Residents in and around the capital have been on high alert since the first typhoid cases were confirmed last year. But in recent months, the combination of extreme heat, summer rains and dilapidated basic municipal services, has resulted in perfect conditions for the disease to spread
"We have attended to over 600 cases in Kuwadzana alone," city health director Prosper Chonzi was quoted as saying in the state media this week. The MDC-T meanwhile said on Wednesday that more than one thousand Harare residents had been treated this month.
The bacterial disease, which spreads most easily in areas without proper sanitation, causes vomiting, fever and diarrhoea and the public have been urged to use good hygiene to prevent the situation from worsening.
The city and surrounding areas have been struck by severe water shortages since last year, with some areas not being supplied with clean water for many weeks. The shortages have sometimes resulted in residents fighting each other while trying to access water from the limited number of boreholes across the city.
The boreholes were sunk back in 2008 when a devastating outbreak of cholera swept through the city. The worst affected areas were Glen Norah, Budiriro and Glen View, and once again these areas are facing serious water shortages.
Simbarashe Moyo from the Combined Harare Residents Association (CHRA) told SW Radio Africa on Wednesday that the City Council has been unable to deal with the problems which have led to the disease spreading.
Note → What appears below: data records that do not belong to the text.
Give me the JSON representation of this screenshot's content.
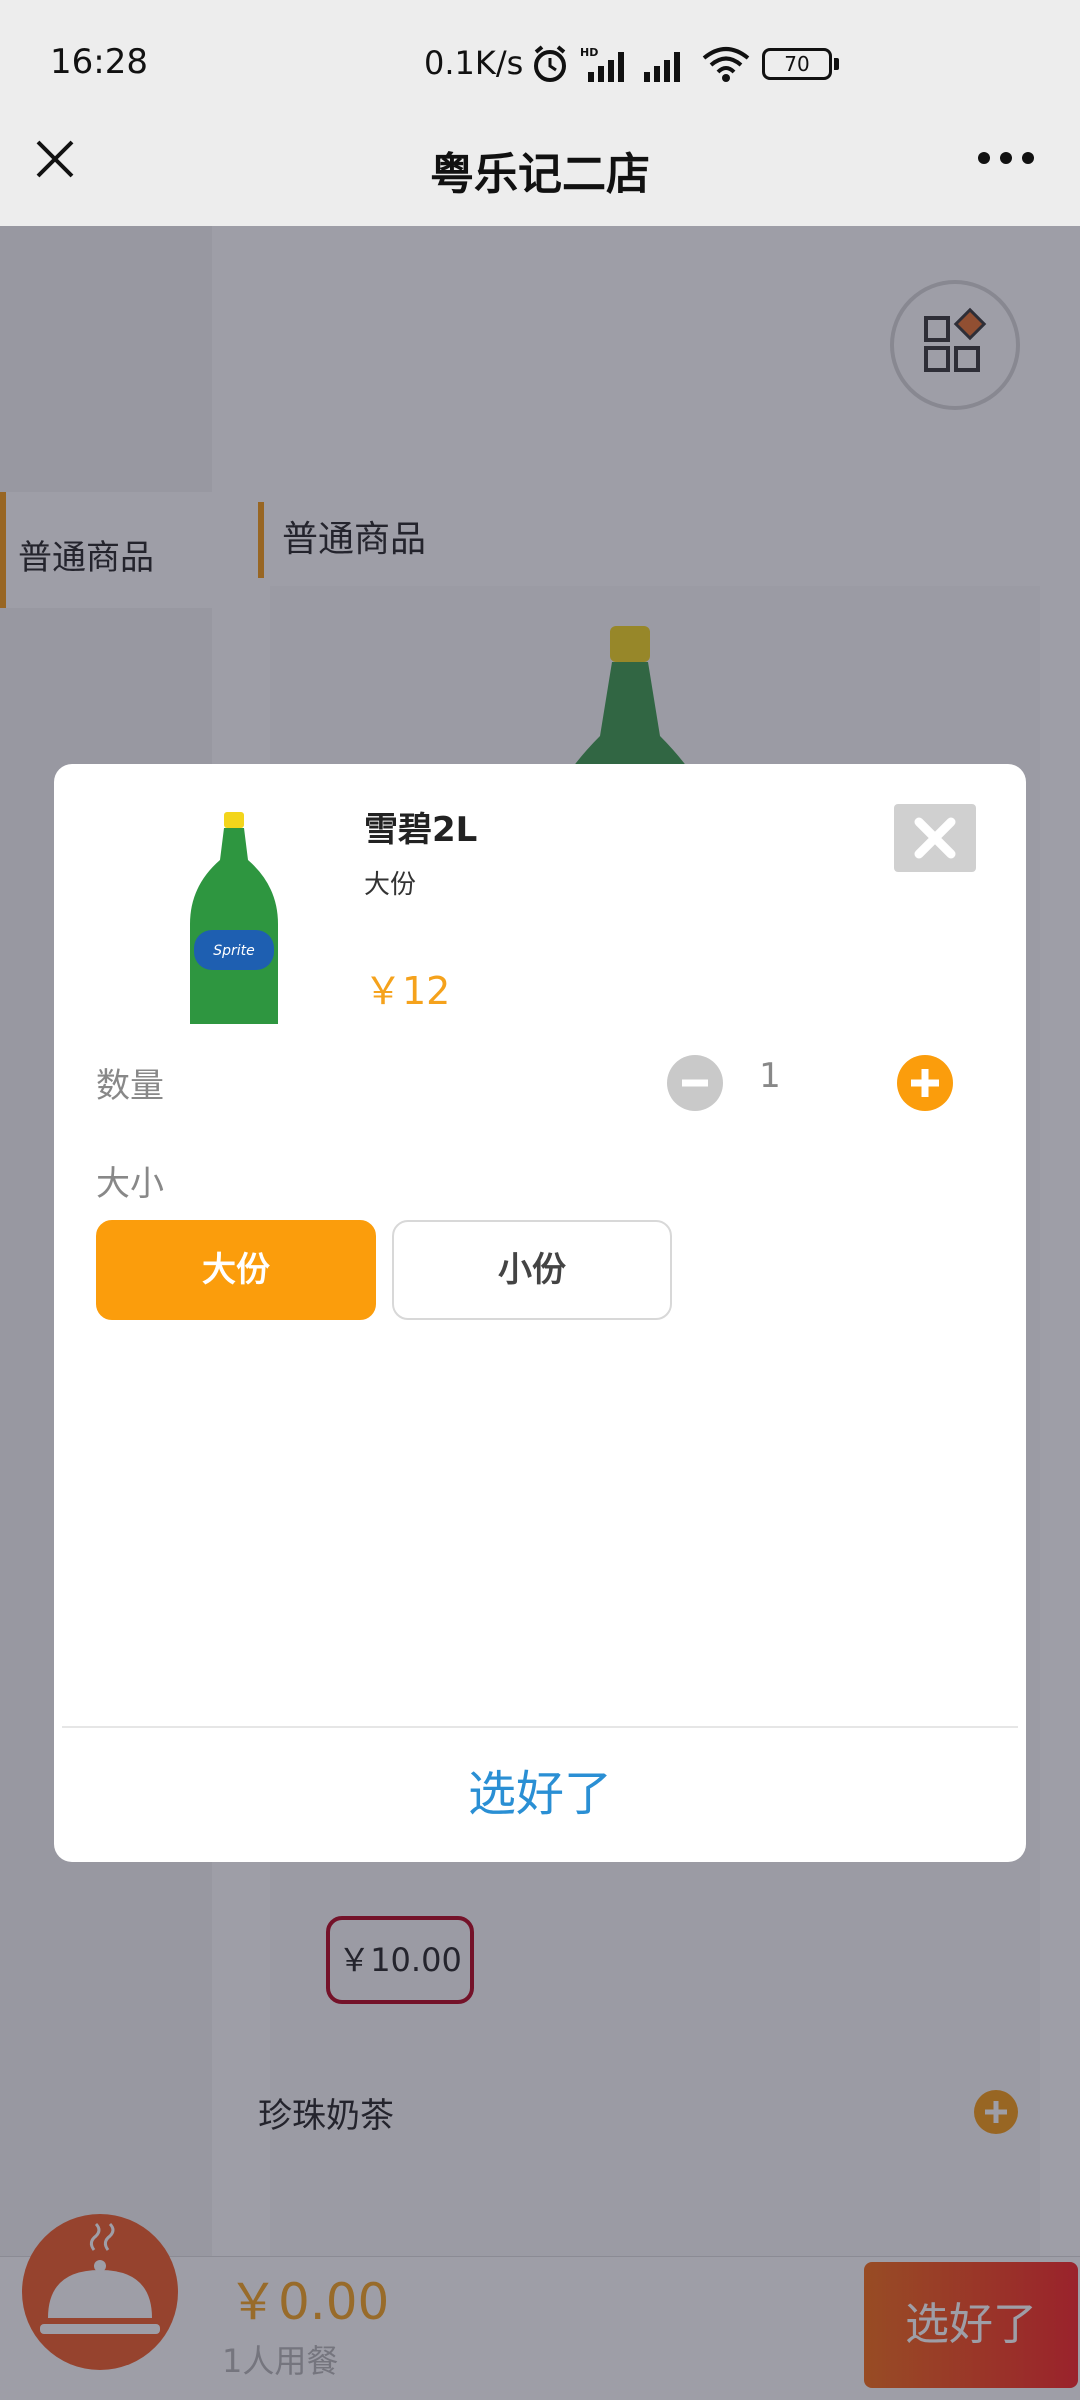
{
  "status_bar": {
    "time": "16:28",
    "network_speed": "0.1K/s",
    "battery": "70"
  },
  "nav": {
    "title": "粤乐记二店"
  },
  "sidebar": {
    "items": [
      {
        "label": "普通商品"
      }
    ]
  },
  "section": {
    "title": "普通商品"
  },
  "products": [
    {
      "price": "￥10.00"
    },
    {
      "name": "珍珠奶茶"
    }
  ],
  "cart": {
    "total": "￥0.00",
    "diners": "1人用餐",
    "checkout_label": "选好了"
  },
  "modal": {
    "product_name": "雪碧2L",
    "variant": "大份",
    "price": "￥12",
    "quantity_label": "数量",
    "quantity": "1",
    "size_label": "大小",
    "size_options": [
      "大份",
      "小份"
    ],
    "confirm_label": "选好了"
  },
  "colors": {
    "accent": "#f59a10",
    "price": "#f5a21c",
    "confirm": "#2a8fd4",
    "checkout_start": "#f56a12",
    "checkout_end": "#f81f1f",
    "price_tag_border": "#b3001b"
  },
  "icons": [
    "close-icon",
    "more-icon",
    "grid-menu-icon",
    "close-square-icon",
    "minus-circle-icon",
    "plus-circle-icon",
    "cart-cloche-icon",
    "alarm-icon",
    "signal-icon",
    "wifi-icon",
    "battery-icon"
  ]
}
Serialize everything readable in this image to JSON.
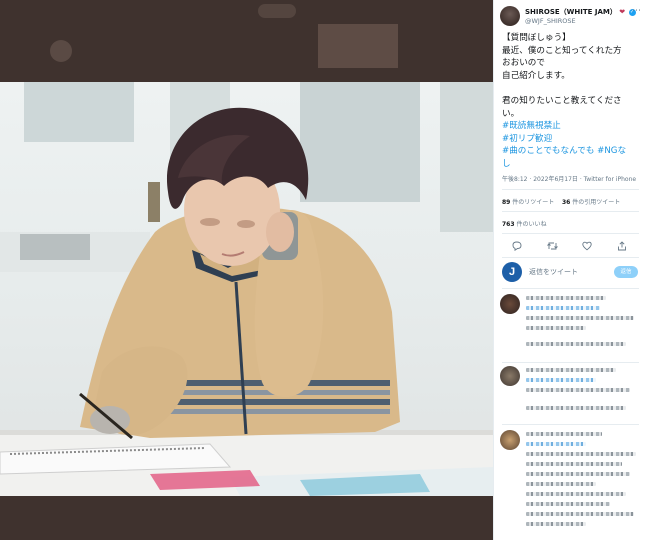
{
  "tweet": {
    "display_name": "SHIROSE（WHITE JAM）",
    "handle": "@WJF_SHIROSE",
    "lines": [
      "【質問ぼしゅう】",
      "最近、僕のこと知ってくれた方",
      "おおいので",
      "自己紹介します。"
    ],
    "lines2": [
      "君の知りたいこと教えてくださ",
      "い。"
    ],
    "hashtags": [
      "#既読無視禁止",
      "#初リプ歓迎",
      "#曲のことでもなんでも #NGな",
      "し"
    ],
    "meta": "午後8:12 · 2022年6月17日 · Twitter for iPhone",
    "retweets_count": "89",
    "retweets_label": "件のリツイート",
    "quotes_count": "36",
    "quotes_label": "件の引用ツイート",
    "likes_count": "763",
    "likes_label": "件のいいね"
  },
  "reply_box": {
    "placeholder": "返信をツイート",
    "avatar_letter": "J",
    "button_label": "返信"
  },
  "colors": {
    "accent": "#1da1f2",
    "link": "#1b95e0",
    "overlay": "#3d302c"
  },
  "icons": [
    "more-icon",
    "verified-icon",
    "reply-icon",
    "retweet-icon",
    "like-icon",
    "share-icon"
  ]
}
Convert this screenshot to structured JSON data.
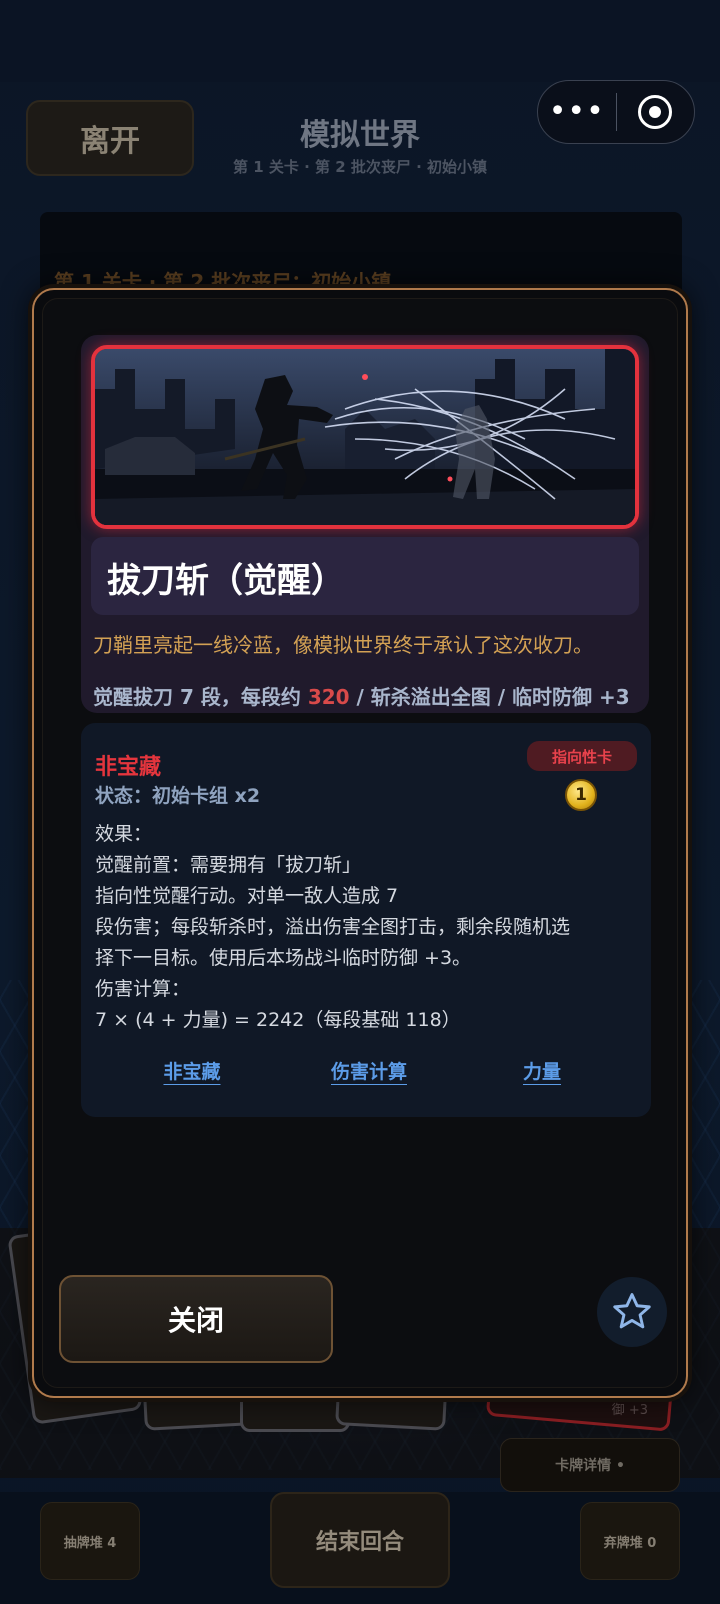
{
  "header": {
    "leave_label": "离开",
    "title": "模拟世界",
    "subtitle": "第 1 关卡 · 第 2 批次丧尸 · 初始小镇",
    "capsule_more": "•••"
  },
  "background": {
    "stage_line": "第 1 关卡 · 第 2 批次丧尸：初始小镇。",
    "card_fragment": "溢出全图 / 临时防御 +3",
    "card_detail_label": "卡牌详情 •",
    "draw_pile_label": "抽牌堆 4",
    "end_turn_label": "结束回合",
    "discard_pile_label": "弃牌堆 0"
  },
  "card": {
    "name": "拔刀斩（觉醒）",
    "flavor": "刀鞘里亮起一线冷蓝，像模拟世界终于承认了这次收刀。",
    "summary_prefix": "觉醒拔刀 7 段，每段约 ",
    "summary_value": "320",
    "summary_suffix": " / 斩杀溢出全图 / 临时防御 +3",
    "rarity": "非宝藏",
    "status": "状态：初始卡组 x2",
    "tag": "指向性卡",
    "cost": "1",
    "effect_lines": [
      "效果：",
      "觉醒前置：需要拥有「拔刀斩」",
      "指向性觉醒行动。对单一敌人造成 7",
      "段伤害；每段斩杀时，溢出伤害全图打击，剩余段随机选",
      "择下一目标。使用后本场战斗临时防御 +3。",
      "伤害计算：",
      "7 × (4 + 力量) = 2242（每段基础 118）"
    ],
    "links": [
      "非宝藏",
      "伤害计算",
      "力量"
    ]
  },
  "modal": {
    "close_label": "关闭",
    "favorite_icon": "star-outline-icon"
  },
  "colors": {
    "accent_red": "#e3323d",
    "gold_text": "#d3a154",
    "link_blue": "#5c9ce8",
    "modal_border": "#b07a4c"
  }
}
“We have piles of uncollected refuse, burst sewers everywhere,” Moyo said, adding: “The Council now faces a mountainous task of keeping the disease under control.”
He explained that the Council urgently needs to start clearing the refuse off the city streets and sorting out the broken down sewerage systems. He added that even just a simple public education exercise on the threats of the disease would be welcome.
Meanwhile Finance Minister Tendai Biti said in a press conference on Wednesday that money will be funneled towards supporting local councils, like in Harare. Biti announced that over US$100 million will be set aside to finance ‘priority’ projects, which could not be accommodated for in his 2012 budget.
Addressing his first Treasury media briefing of the year Biti said most of the new financial allocation will be used to improve service delivery, such as water reticulation and energy. Money is also being set aside for sectors like manufacturing and agriculture. – SW Radio Africa NewsPost published in: Health